▶ [PROBLEM] Filter the data below for the string "legend" and copy each matching line.

▶ [DATA LISTING]
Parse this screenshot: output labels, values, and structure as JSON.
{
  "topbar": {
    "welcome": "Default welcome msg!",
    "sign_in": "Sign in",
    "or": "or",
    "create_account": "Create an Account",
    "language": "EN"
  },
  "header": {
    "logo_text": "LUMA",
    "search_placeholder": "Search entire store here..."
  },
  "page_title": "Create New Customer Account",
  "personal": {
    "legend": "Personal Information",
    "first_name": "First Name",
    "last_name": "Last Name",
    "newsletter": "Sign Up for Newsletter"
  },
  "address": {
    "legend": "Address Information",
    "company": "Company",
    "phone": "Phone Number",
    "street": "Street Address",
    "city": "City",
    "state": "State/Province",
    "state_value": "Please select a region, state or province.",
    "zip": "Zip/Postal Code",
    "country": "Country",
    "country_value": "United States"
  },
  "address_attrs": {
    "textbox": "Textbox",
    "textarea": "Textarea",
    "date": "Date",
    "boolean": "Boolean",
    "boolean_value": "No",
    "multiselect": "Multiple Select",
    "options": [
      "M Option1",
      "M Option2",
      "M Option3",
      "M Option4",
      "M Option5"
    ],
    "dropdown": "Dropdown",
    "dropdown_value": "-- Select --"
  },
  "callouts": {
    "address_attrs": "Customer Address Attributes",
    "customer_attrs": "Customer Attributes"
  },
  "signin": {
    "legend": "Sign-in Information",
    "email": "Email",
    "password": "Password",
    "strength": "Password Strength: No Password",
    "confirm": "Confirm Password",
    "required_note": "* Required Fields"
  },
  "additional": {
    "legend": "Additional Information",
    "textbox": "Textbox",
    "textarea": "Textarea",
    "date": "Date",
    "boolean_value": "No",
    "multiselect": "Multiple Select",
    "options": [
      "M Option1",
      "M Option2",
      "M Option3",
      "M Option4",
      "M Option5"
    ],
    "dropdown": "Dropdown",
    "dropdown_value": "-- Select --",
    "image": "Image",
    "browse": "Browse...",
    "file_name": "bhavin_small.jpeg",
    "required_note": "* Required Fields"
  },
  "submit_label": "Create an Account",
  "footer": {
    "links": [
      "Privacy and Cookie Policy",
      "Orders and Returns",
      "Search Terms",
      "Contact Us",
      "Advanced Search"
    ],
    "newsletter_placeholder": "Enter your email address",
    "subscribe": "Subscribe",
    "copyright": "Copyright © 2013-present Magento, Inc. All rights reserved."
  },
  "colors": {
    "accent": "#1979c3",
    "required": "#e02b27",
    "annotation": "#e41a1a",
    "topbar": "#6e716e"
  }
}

▶ [EXERCISE ANSWER]
    "legend": "Personal Information",
    "legend": "Address Information",
    "legend": "Sign-in Information",
    "legend": "Additional Information",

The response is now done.